(Component data from apps and pages)
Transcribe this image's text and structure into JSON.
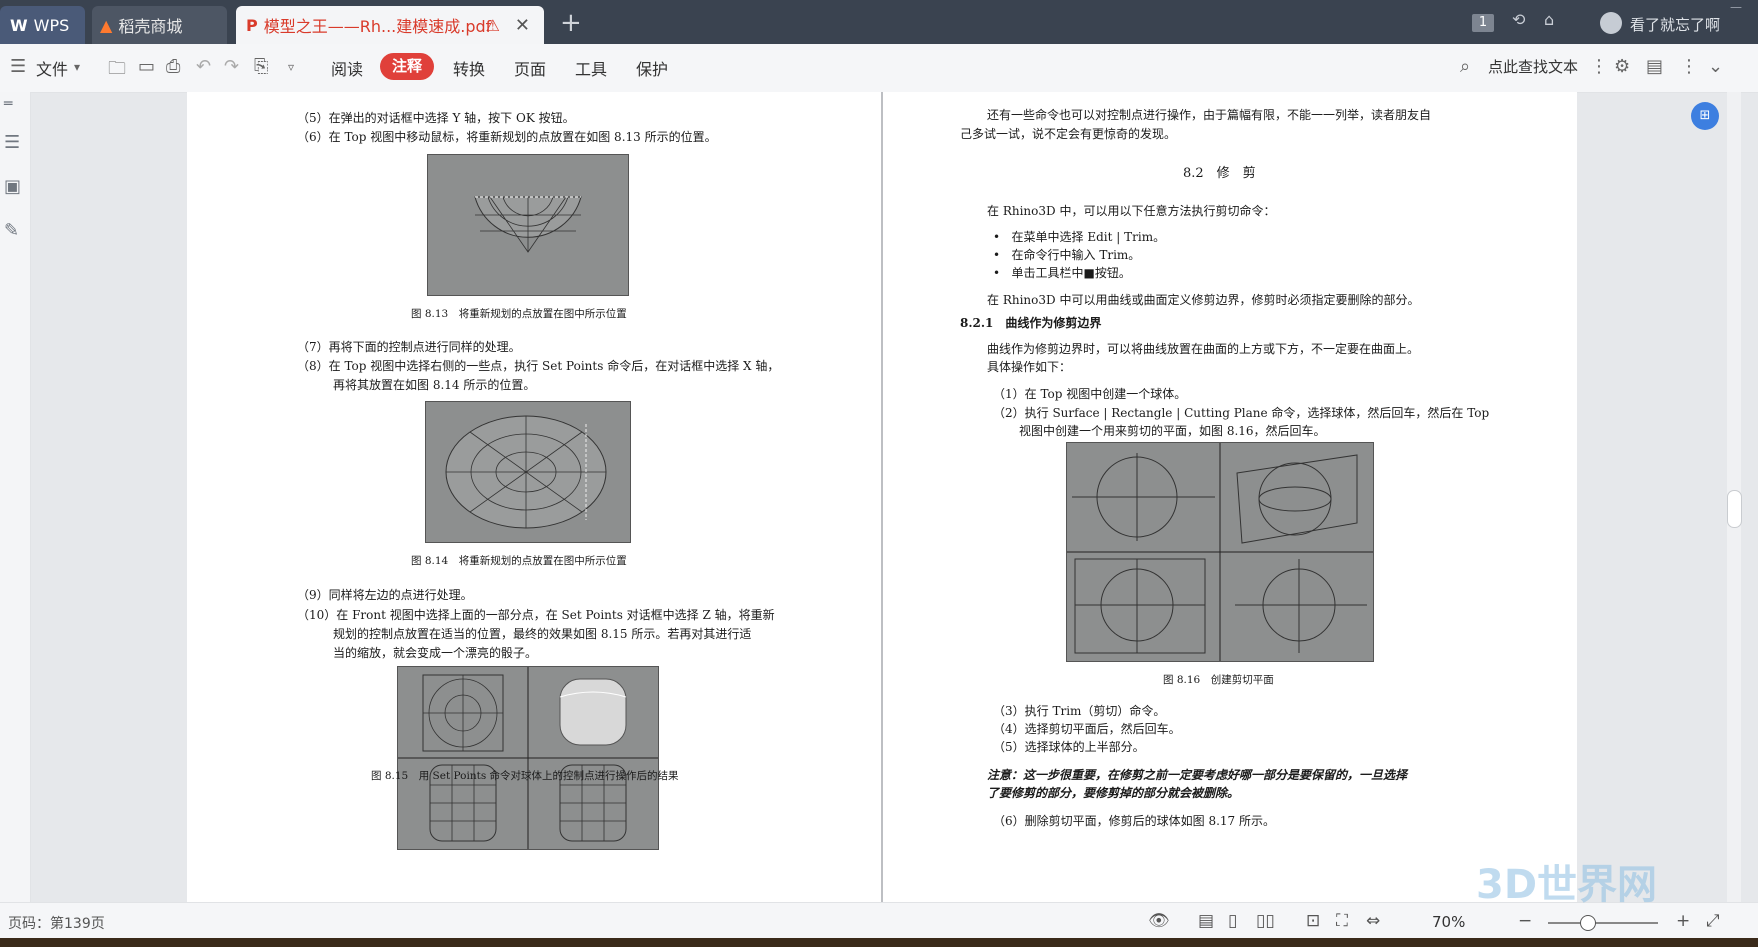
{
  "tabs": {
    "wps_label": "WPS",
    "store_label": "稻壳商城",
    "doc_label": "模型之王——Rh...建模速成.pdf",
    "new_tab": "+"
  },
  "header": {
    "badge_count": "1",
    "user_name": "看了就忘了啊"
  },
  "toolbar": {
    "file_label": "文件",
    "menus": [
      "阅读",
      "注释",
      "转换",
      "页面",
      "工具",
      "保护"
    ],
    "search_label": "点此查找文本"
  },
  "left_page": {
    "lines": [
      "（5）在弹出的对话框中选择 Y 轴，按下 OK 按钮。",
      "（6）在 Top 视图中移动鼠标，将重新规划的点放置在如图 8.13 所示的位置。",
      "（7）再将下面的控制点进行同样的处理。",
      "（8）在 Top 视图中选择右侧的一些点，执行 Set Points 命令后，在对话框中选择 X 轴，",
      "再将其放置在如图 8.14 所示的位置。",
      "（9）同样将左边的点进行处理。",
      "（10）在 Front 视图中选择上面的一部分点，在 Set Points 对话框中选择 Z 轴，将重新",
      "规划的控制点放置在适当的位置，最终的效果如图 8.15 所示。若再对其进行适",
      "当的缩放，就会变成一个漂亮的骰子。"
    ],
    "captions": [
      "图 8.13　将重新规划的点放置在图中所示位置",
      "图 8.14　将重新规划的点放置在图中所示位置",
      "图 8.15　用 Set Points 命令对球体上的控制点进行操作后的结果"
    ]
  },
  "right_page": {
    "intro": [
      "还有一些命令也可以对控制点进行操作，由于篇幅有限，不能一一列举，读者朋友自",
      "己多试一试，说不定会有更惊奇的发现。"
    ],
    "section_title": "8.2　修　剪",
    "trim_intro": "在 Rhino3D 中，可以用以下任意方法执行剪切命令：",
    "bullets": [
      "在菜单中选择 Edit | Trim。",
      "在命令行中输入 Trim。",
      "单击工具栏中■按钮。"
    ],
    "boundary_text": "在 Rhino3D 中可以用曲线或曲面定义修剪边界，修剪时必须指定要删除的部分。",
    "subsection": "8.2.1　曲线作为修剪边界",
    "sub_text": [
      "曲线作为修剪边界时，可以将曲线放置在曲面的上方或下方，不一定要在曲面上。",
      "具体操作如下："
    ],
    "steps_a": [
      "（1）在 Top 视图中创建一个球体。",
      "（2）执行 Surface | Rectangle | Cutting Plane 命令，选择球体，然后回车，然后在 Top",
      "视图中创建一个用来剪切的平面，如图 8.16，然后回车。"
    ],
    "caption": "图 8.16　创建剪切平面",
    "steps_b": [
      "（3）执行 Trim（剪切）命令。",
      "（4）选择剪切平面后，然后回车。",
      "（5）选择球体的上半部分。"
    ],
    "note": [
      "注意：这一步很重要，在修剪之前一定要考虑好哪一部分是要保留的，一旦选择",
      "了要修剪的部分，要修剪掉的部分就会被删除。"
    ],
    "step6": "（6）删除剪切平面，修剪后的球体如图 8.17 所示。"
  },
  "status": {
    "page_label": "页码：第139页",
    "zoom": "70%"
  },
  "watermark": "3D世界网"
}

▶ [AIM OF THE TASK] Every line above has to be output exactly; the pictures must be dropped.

▶ [ANSWER]
Transcribe this image's text and structure into JSON.
{
  "tabs": {
    "wps_label": "WPS",
    "store_label": "稻壳商城",
    "doc_label": "模型之王——Rh...建模速成.pdf",
    "new_tab": "+"
  },
  "header": {
    "badge_count": "1",
    "user_name": "看了就忘了啊"
  },
  "toolbar": {
    "file_label": "文件",
    "menus": [
      "阅读",
      "注释",
      "转换",
      "页面",
      "工具",
      "保护"
    ],
    "search_label": "点此查找文本"
  },
  "left_page": {
    "lines": [
      "（5）在弹出的对话框中选择 Y 轴，按下 OK 按钮。",
      "（6）在 Top 视图中移动鼠标，将重新规划的点放置在如图 8.13 所示的位置。",
      "（7）再将下面的控制点进行同样的处理。",
      "（8）在 Top 视图中选择右侧的一些点，执行 Set Points 命令后，在对话框中选择 X 轴，",
      "再将其放置在如图 8.14 所示的位置。",
      "（9）同样将左边的点进行处理。",
      "（10）在 Front 视图中选择上面的一部分点，在 Set Points 对话框中选择 Z 轴，将重新",
      "规划的控制点放置在适当的位置，最终的效果如图 8.15 所示。若再对其进行适",
      "当的缩放，就会变成一个漂亮的骰子。"
    ],
    "captions": [
      "图 8.13　将重新规划的点放置在图中所示位置",
      "图 8.14　将重新规划的点放置在图中所示位置",
      "图 8.15　用 Set Points 命令对球体上的控制点进行操作后的结果"
    ]
  },
  "right_page": {
    "intro": [
      "还有一些命令也可以对控制点进行操作，由于篇幅有限，不能一一列举，读者朋友自",
      "己多试一试，说不定会有更惊奇的发现。"
    ],
    "section_title": "8.2　修　剪",
    "trim_intro": "在 Rhino3D 中，可以用以下任意方法执行剪切命令：",
    "bullets": [
      "在菜单中选择 Edit | Trim。",
      "在命令行中输入 Trim。",
      "单击工具栏中■按钮。"
    ],
    "boundary_text": "在 Rhino3D 中可以用曲线或曲面定义修剪边界，修剪时必须指定要删除的部分。",
    "subsection": "8.2.1　曲线作为修剪边界",
    "sub_text": [
      "曲线作为修剪边界时，可以将曲线放置在曲面的上方或下方，不一定要在曲面上。",
      "具体操作如下："
    ],
    "steps_a": [
      "（1）在 Top 视图中创建一个球体。",
      "（2）执行 Surface | Rectangle | Cutting Plane 命令，选择球体，然后回车，然后在 Top",
      "视图中创建一个用来剪切的平面，如图 8.16，然后回车。"
    ],
    "caption": "图 8.16　创建剪切平面",
    "steps_b": [
      "（3）执行 Trim（剪切）命令。",
      "（4）选择剪切平面后，然后回车。",
      "（5）选择球体的上半部分。"
    ],
    "note": [
      "注意：这一步很重要，在修剪之前一定要考虑好哪一部分是要保留的，一旦选择",
      "了要修剪的部分，要修剪掉的部分就会被删除。"
    ],
    "step6": "（6）删除剪切平面，修剪后的球体如图 8.17 所示。"
  },
  "status": {
    "page_label": "页码：第139页",
    "zoom": "70%"
  },
  "watermark": "3D世界网"
}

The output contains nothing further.